3 Ways to Reduce Milk Production Without Culling

Ponderosa Dairy - Amanda Arata - Nevada ( Wyatt Bechtel )

As farmers continue to adjust milk production to reduce the amount of milk having to be dumped and to meet supply management programs implemented across the country, culling comes to mind. However, Dr. Mike Lormore, a leading dairy expert with Zoetis, says there are several things you can do to reduce milk production without culling. In fact, he says using the following three tactics, a farm can remove almost 14% of their milk production without culling cows.

1. Reduce milking frequency. According to Lormore, moving from 3x to 2x milking will reduce production by 7-8 lb. per cow per day.

“If we go from 3x to 2x, we can actually maintain a higher number of cows at relatively good levels of production, so we don't have to get rid of a lot of cows,” he says. “At some point, we will want more cows and no one knows when that will happen.”

An important consideration for this strategy is to start with the fresh cows up to 21 DIM and the later lactation cows (>150 DIM), says Mike Van Amburgh from Cornell.  

“Changing the cows in peak production will cause stress and previous experiences suggest if they are near peak or just post-peak, intra-mammary pressure will be quite high causing significant discomfort in the cows,” he says. “We have observed herds that made this change in the cows at peak milk yield and they were uncomfortable, do not lay down, leak copious amounts of milk and there are large increases in SCC as the gland is put under such stress.

Lormore points out one benefit of reduced milking frequency is reduced stress on labor and additionally flexibility in staffing needs. Still, VanAmburgh says decreasing milking frequency will have the longest lag in terms of returning to normal production.

 

2. Dry cows off earlier. One option to reduce your farm’s total milk production is to dry off cows early, maybe 3 or even 4 months from calving. How much milk production is reduced will depend on the number of cows dried off and their current level of production. However, doing this has its own risks, not the least of which is calving in cows that added body condition during a prolonged dry period, says Mike Hutjens, a University of Illinois Extension dairy nutritionist.

“Weight gain could be a real risk factor,” he says. “I recommend placing these long days dry cows on a low energy diet to avoid weight gain. Hopefully, we can keep cows [that are dried off early] at a body condition score of 3.0 (2.75 to 3.25).”

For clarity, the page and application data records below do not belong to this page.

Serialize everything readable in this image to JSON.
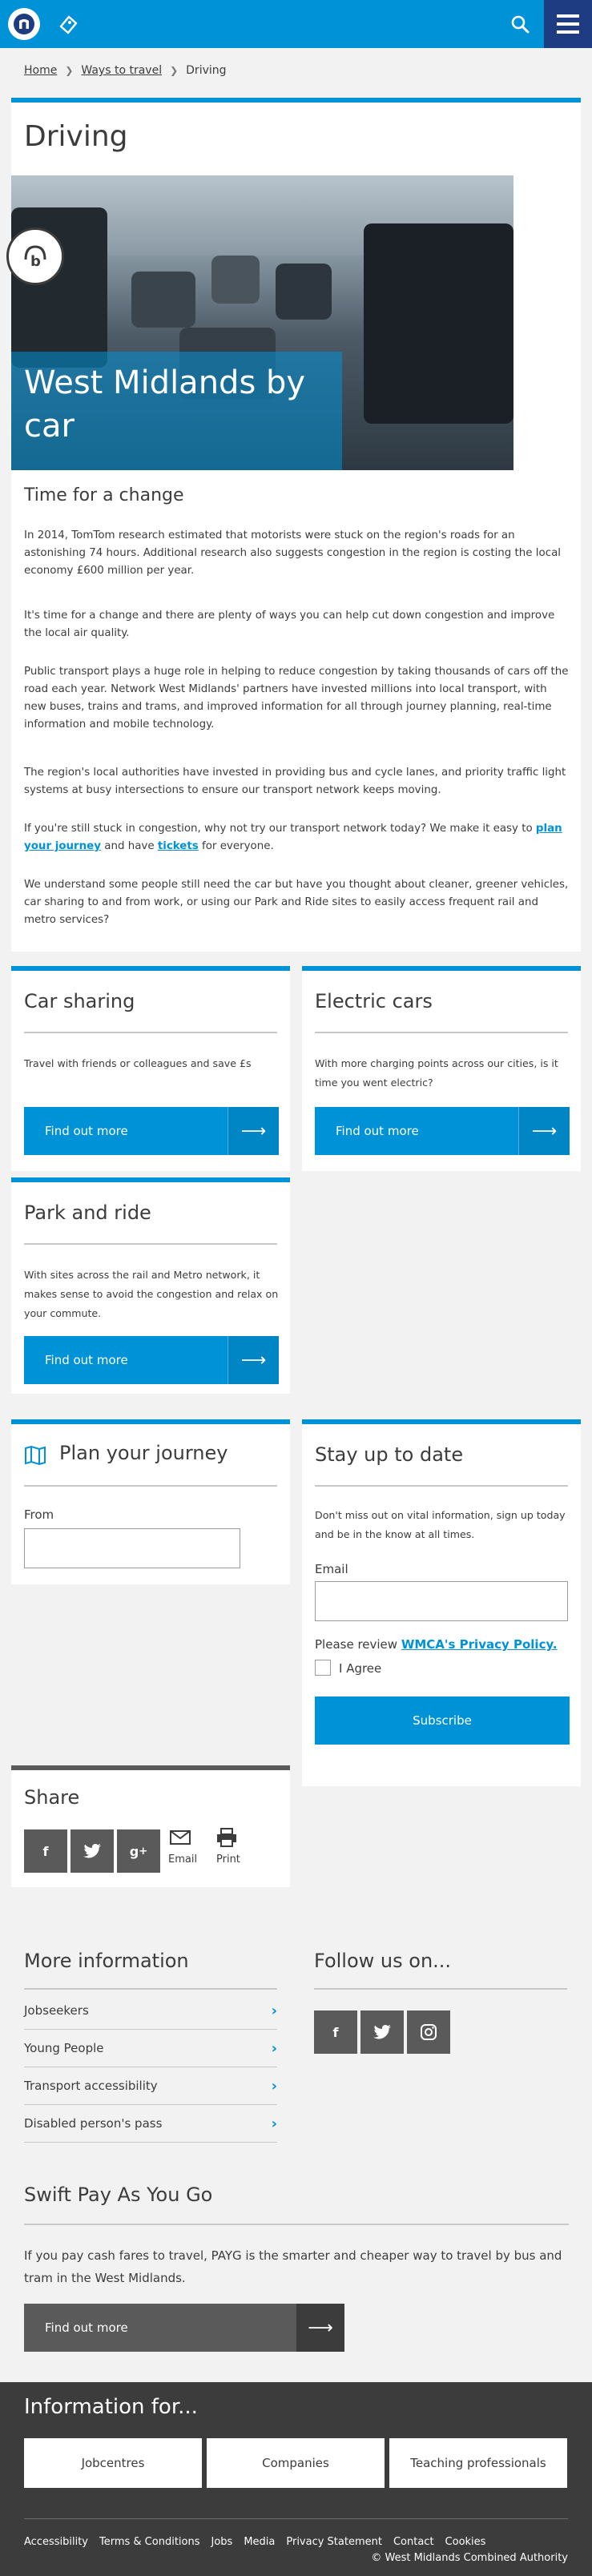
{
  "header": {
    "logo_icon": "network-n-logo",
    "ticket_icon": "ticket-icon",
    "search_icon": "search-icon",
    "menu_icon": "hamburger-menu-icon"
  },
  "breadcrumb": {
    "items": [
      "Home",
      "Ways to travel"
    ],
    "current": "Driving"
  },
  "main": {
    "title": "Driving",
    "hero_title": "West Midlands by car",
    "listen_icon": "browsealoud-icon",
    "section_heading": "Time for a change",
    "paragraphs": [
      "In 2014, TomTom research estimated that motorists were stuck on the region's roads for an astonishing 74 hours. Additional research also suggests congestion in the region is costing the local economy £600 million per year.",
      "It's time for a change and there are plenty of ways you can help cut down congestion and improve the local air quality.",
      "Public transport plays a huge role in helping to reduce congestion by taking thousands of cars off the road each year. Network West Midlands' partners have invested millions into local transport, with new buses, trains and trams, and improved information for all through journey planning, real-time information and mobile technology.",
      "The region's local authorities have invested in providing bus and cycle lanes, and priority traffic light systems at busy intersections to ensure our transport network keeps moving."
    ],
    "para5": {
      "before": "If you're still stuck in congestion, why not try our transport network today? We make it easy to ",
      "link1": "plan your journey",
      "middle": " and have ",
      "link2": "tickets",
      "after": " for everyone."
    },
    "paragraph6": "We understand some people still need the car but have you thought about cleaner, greener vehicles, car sharing to and from work, or using our Park and Ride sites to easily access frequent rail and metro services?"
  },
  "features": [
    {
      "title": "Car sharing",
      "text": "Travel with friends or colleagues and save £s",
      "button": "Find out more"
    },
    {
      "title": "Electric cars",
      "text": "With more charging points across our cities, is it time you went electric?",
      "button": "Find out more"
    },
    {
      "title": "Park and ride",
      "text": "With sites across the rail and Metro network, it makes sense to avoid the congestion and relax on your commute.",
      "button": "Find out more"
    }
  ],
  "plan": {
    "title": "Plan your journey",
    "from_label": "From",
    "from_value": ""
  },
  "stay": {
    "title": "Stay up to date",
    "text": "Don't miss out on vital information, sign up today and be in the know at all times.",
    "email_label": "Email",
    "email_value": "",
    "privacy_prefix": "Please review ",
    "privacy_link": "WMCA's Privacy Policy.",
    "agree_label": "I Agree",
    "subscribe": "Subscribe"
  },
  "share": {
    "title": "Share",
    "email_label": "Email",
    "print_label": "Print"
  },
  "more_info": {
    "title": "More information",
    "links": [
      "Jobseekers",
      "Young People",
      "Transport accessibility",
      "Disabled person's pass"
    ]
  },
  "follow": {
    "title": "Follow us on..."
  },
  "payg": {
    "title": "Swift Pay As You Go",
    "text": "If you pay cash fares to travel, PAYG is the smarter and cheaper way to travel by bus and tram in the West Midlands.",
    "button": "Find out more"
  },
  "footer": {
    "title": "Information for...",
    "boxes": [
      "Jobcentres",
      "Companies",
      "Teaching professionals"
    ],
    "links": [
      "Accessibility",
      "Terms & Conditions",
      "Jobs",
      "Media",
      "Privacy Statement",
      "Contact",
      "Cookies"
    ],
    "copyright": "© West Midlands Combined Authority"
  },
  "colors": {
    "brand_blue": "#0092d6",
    "navy": "#1d3c81",
    "dark_grey": "#3c3c3c",
    "mid_grey": "#5a5a5a"
  }
}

When you dry off lactating cows early, use similar protocols to normal dry off, says Hutjens. He notes that some farms with very high production successfully dry off cows still giving 80 lb. of milk. To dry these cows off, you would likely want to move them to a separate group and change the diet to all forage.

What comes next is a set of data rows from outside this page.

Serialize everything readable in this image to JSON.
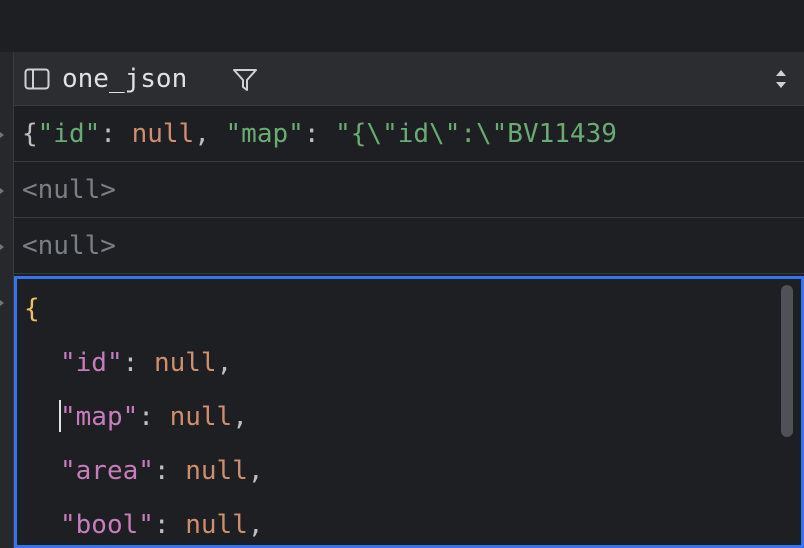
{
  "column": {
    "name": "one_json"
  },
  "rows": [
    {
      "preview_parts": [
        {
          "text": "{",
          "kind": "punc"
        },
        {
          "text": "\"id\"",
          "kind": "key"
        },
        {
          "text": ": ",
          "kind": "punc"
        },
        {
          "text": "null",
          "kind": "num"
        },
        {
          "text": ", ",
          "kind": "punc"
        },
        {
          "text": "\"map\"",
          "kind": "key"
        },
        {
          "text": ": ",
          "kind": "punc"
        },
        {
          "text": "\"{\\\"id\\\":\\\"BV11439",
          "kind": "str"
        }
      ]
    },
    {
      "value": "<null>"
    },
    {
      "value": "<null>"
    }
  ],
  "editor": {
    "open_brace": "{",
    "lines": [
      {
        "key": "\"id\"",
        "sep": ": ",
        "value": "null",
        "end": ","
      },
      {
        "key": "\"map\"",
        "sep": ": ",
        "value": "null",
        "end": ","
      },
      {
        "key": "\"area\"",
        "sep": ": ",
        "value": "null",
        "end": ","
      },
      {
        "key": "\"bool\"",
        "sep": ": ",
        "value": "null",
        "end": ","
      }
    ]
  },
  "icons": {
    "column": "column-panel-icon",
    "filter": "filter-icon",
    "sort": "sort-updown-icon"
  },
  "colors": {
    "accent": "#3574f0",
    "key": "#c77dbb",
    "null": "#cf8e6d",
    "string": "#6aab73",
    "brace": "#e8bf6a"
  }
}
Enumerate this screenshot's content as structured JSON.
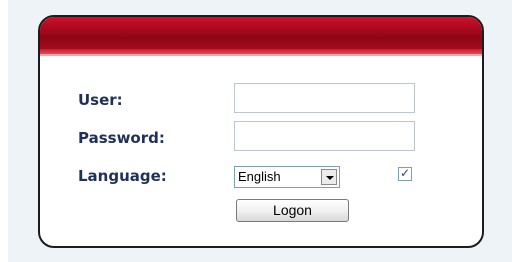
{
  "login": {
    "user_label": "User:",
    "password_label": "Password:",
    "language_label": "Language:",
    "user_value": "",
    "password_value": "",
    "language_selected": "English",
    "remember_checked": true,
    "logon_label": "Logon"
  },
  "colors": {
    "header_red": "#b00a1f",
    "label_navy": "#1f3158",
    "page_bg": "#eef3f8"
  },
  "icons": {
    "dropdown": "chevron-down-icon",
    "checkbox": "checkmark-icon"
  }
}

Don’t leave cows dry for too long, Lormore advises.

“There's also been conversations in the industry about increasing dry periods to three or four months. We don't see that as a good opportunity,” he says. “In fact, there's a lot of good evidence that cows have a dry period of significantly longer than about 70 days are at significantly elevated risk for metabolic disease as they get closer to freshening time again.”

 

3. Feed calves longer. One way to get rid of excess milk is to feed it to calves. Switching to fluid milk from a milk replacer will absorb some production, but have you considered leaving calves on milk longer? Lormore says milking fresh cows four or five days longer and feeding that milk to calves can have several benefits. Not only is that early milk loaded with growth factors, but there’s a lot of research supporting the idea of enhanced performance from eating that milk, he says.

“We're looking at opportunities to feed calves whole milk. People are at 48 day weaning now. We'd love to get them to 60 [days] and realistically we think that there's opportunities that people have space and operational capacity to feed calves on whole milk for up to 90 days,” he says. “And that would take two and a half to three gallons of milk out of the system every single day.”

According to Loremore, feeding calves whole milk for up to 90 days provides an opportunity to remove 3 to 4% of the total milk supply.

 

These strategies by the numbers:

In 2019, 9.35 mm milking and dry cows produced 218.3 B lb. of milk. That’s an average of 64 lb./cow/day for all cows. New Goal: Get down 7 lb./cow/day.

Reduce milking frequency from 3x to 2x: (-7) lb./c/d * 75% of the cows in the US = -5.25 lb./c/d

Increase Days Dry by two weeks: reduce days milking by 3.3% and total milk flow by 2.5% = -1.6 lb./c/d

Increase Whole Milk Feeding to Calves: 15,000 heifer calves born per day @ feeding rate of 2.5 G/d for 60 d to 3 G/d for 90 days removes 6.45 to 9.68 B lb./yr. @3% = -1.9 lb./c/d

So, we can get down [5.25+1.6+1.9] = 8.75 lb./c/d or 13.7% without culling any cows

 

Comments
Submitted by Robert Lee on Thu, 04/23/2020 - 13:58

Wouldn't a 4th way to decrease milk production be to change the feeding program to a simple maintenance program. Might reduce milk supply and cut costs for feed.